- _What you are asked to do_
Could you copy every line of the data that contains the word "Administrerende"?

(Dataset rows for apps and sites)
___

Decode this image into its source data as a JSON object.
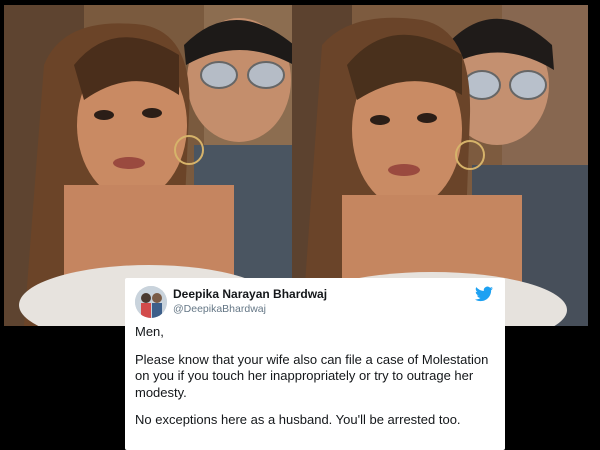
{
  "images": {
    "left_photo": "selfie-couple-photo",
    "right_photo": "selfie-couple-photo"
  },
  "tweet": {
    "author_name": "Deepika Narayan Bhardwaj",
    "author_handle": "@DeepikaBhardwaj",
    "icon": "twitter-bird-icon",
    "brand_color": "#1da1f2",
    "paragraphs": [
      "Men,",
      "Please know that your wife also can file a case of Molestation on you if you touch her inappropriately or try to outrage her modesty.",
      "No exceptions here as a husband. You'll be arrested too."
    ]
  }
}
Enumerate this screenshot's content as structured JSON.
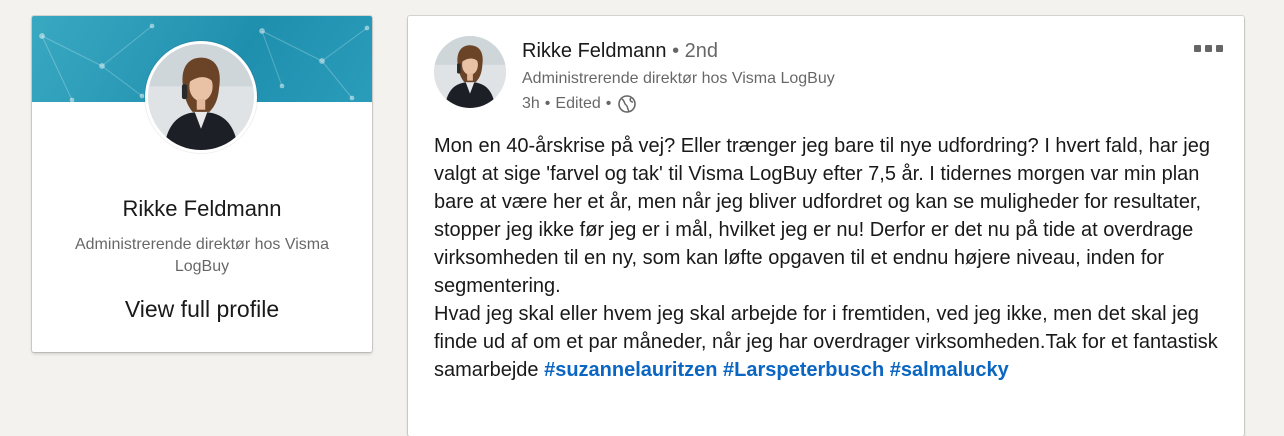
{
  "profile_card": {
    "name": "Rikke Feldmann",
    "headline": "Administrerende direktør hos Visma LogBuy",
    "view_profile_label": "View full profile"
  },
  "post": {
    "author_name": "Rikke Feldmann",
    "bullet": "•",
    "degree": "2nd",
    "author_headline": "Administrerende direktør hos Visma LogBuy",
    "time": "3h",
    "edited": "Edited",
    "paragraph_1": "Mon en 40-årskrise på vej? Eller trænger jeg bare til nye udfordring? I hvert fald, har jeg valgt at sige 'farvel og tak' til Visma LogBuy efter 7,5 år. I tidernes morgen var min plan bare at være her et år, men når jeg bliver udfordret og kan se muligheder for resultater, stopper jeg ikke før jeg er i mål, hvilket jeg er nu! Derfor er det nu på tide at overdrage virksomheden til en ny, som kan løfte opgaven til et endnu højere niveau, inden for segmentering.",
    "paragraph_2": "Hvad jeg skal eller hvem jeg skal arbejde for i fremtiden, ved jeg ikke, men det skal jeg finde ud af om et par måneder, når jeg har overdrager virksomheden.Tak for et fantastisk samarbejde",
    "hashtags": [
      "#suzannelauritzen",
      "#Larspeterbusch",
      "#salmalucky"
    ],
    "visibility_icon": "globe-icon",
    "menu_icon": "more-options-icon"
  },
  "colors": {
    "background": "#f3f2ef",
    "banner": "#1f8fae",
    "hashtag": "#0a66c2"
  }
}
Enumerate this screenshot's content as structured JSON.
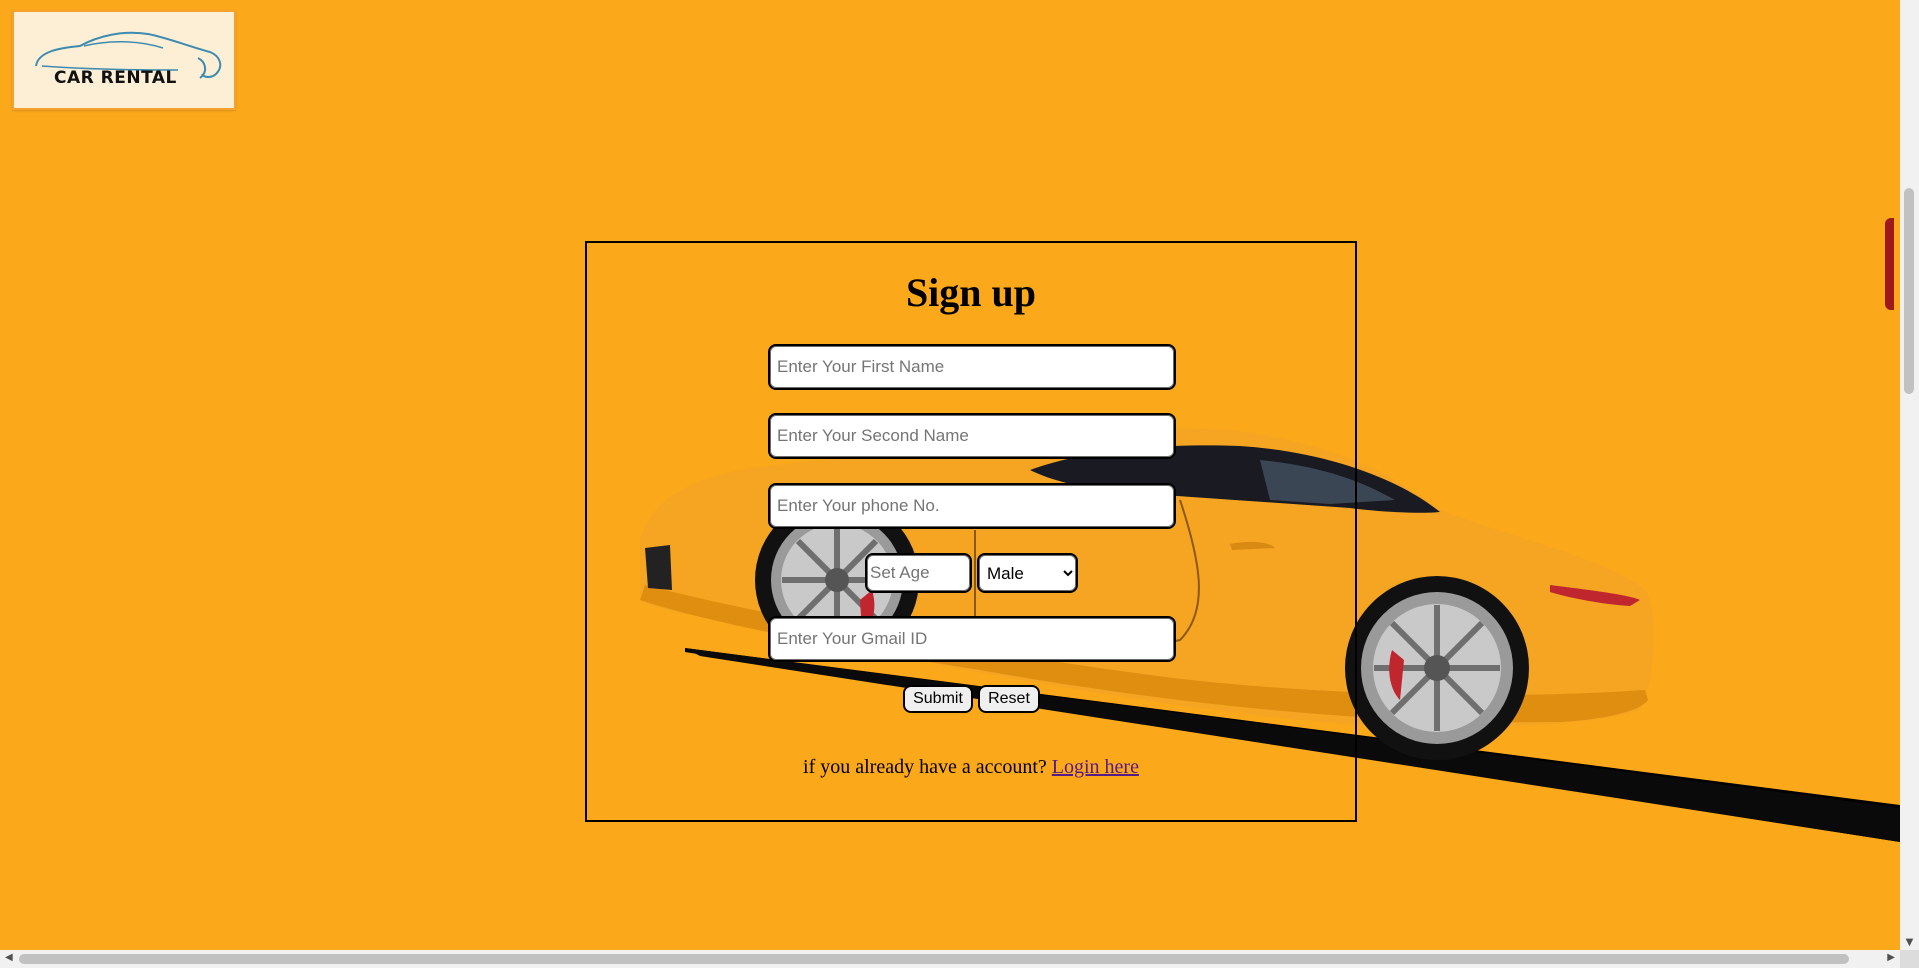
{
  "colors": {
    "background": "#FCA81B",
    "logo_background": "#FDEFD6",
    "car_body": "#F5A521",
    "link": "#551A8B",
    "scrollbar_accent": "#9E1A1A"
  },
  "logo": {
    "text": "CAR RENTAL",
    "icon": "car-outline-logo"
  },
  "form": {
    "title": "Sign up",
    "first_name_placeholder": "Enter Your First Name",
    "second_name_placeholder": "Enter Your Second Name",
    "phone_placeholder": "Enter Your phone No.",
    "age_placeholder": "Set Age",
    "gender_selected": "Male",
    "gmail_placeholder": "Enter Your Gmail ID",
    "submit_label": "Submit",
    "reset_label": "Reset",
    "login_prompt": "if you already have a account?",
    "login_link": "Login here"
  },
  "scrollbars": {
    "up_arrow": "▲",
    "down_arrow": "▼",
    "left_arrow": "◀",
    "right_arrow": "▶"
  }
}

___

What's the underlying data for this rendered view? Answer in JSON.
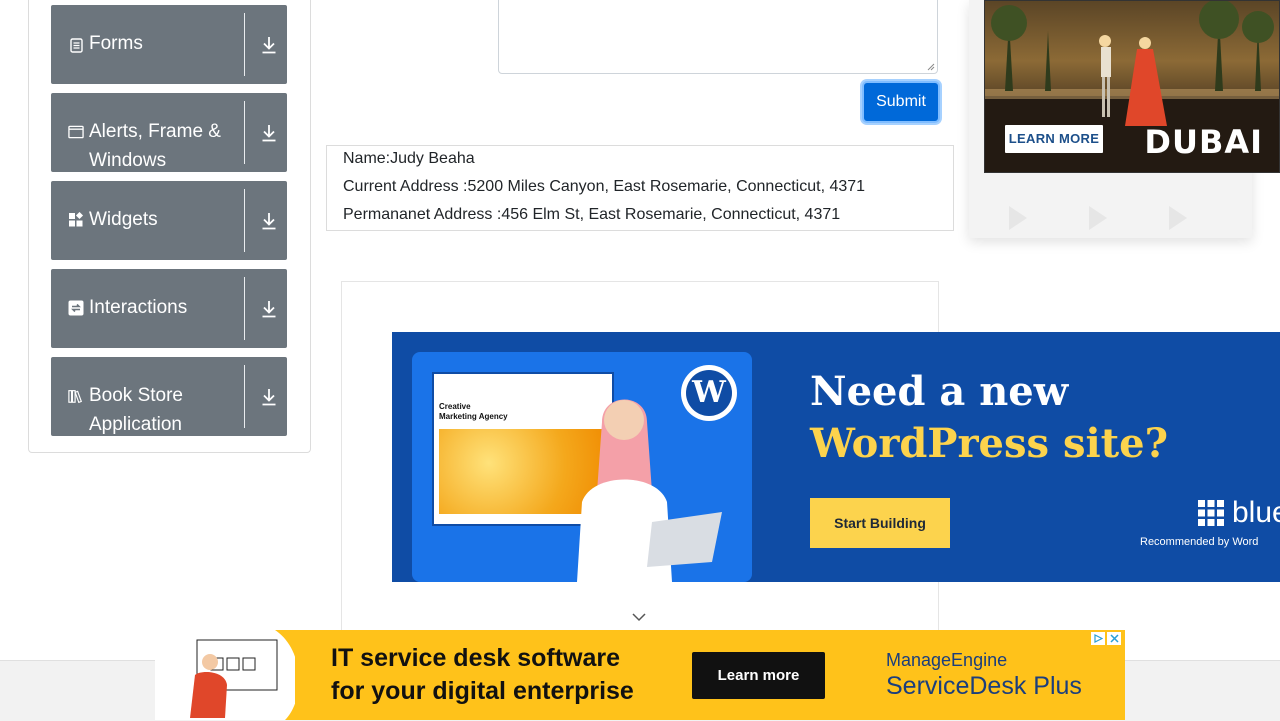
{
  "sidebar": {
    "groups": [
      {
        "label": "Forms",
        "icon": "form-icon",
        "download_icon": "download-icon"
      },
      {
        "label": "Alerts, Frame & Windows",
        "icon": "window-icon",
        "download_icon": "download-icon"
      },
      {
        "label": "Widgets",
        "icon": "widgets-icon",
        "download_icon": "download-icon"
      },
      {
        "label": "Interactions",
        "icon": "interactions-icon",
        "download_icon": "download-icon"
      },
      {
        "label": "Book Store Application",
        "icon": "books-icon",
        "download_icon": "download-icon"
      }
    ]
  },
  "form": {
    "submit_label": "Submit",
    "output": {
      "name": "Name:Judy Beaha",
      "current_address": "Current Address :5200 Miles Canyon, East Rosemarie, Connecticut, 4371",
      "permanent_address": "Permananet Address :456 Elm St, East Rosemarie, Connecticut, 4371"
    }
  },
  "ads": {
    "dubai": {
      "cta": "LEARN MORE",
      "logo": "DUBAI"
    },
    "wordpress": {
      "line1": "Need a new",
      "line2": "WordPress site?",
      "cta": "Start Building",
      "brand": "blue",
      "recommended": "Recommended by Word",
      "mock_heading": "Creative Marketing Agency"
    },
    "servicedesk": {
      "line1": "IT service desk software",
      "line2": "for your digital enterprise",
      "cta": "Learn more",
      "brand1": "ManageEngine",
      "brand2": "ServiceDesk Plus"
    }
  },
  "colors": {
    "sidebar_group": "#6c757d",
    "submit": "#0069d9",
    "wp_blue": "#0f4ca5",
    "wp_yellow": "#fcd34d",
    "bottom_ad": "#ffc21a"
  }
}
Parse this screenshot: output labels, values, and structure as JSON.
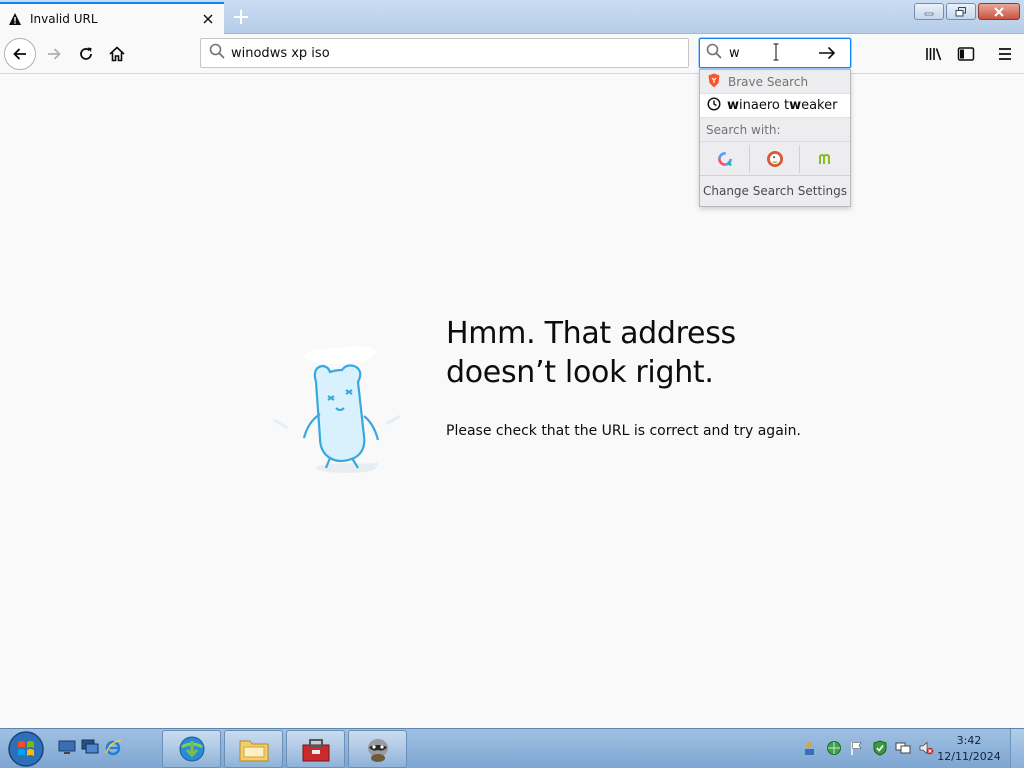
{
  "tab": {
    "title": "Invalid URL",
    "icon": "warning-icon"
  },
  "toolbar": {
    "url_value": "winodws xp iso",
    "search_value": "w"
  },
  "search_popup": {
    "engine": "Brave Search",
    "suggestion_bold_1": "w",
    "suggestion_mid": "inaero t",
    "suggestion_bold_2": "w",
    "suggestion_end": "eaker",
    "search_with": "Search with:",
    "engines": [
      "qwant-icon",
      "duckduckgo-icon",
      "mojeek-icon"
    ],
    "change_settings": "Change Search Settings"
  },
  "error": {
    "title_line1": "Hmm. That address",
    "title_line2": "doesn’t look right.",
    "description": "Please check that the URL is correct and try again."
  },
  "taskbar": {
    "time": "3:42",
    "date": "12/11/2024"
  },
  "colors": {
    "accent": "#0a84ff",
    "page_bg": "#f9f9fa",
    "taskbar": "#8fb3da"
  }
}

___

- _Answer to this task_
    "headline": "Administrerende direktør hos Visma LogBuy",
    "author_headline": "Administrerende direktør hos Visma LogBuy",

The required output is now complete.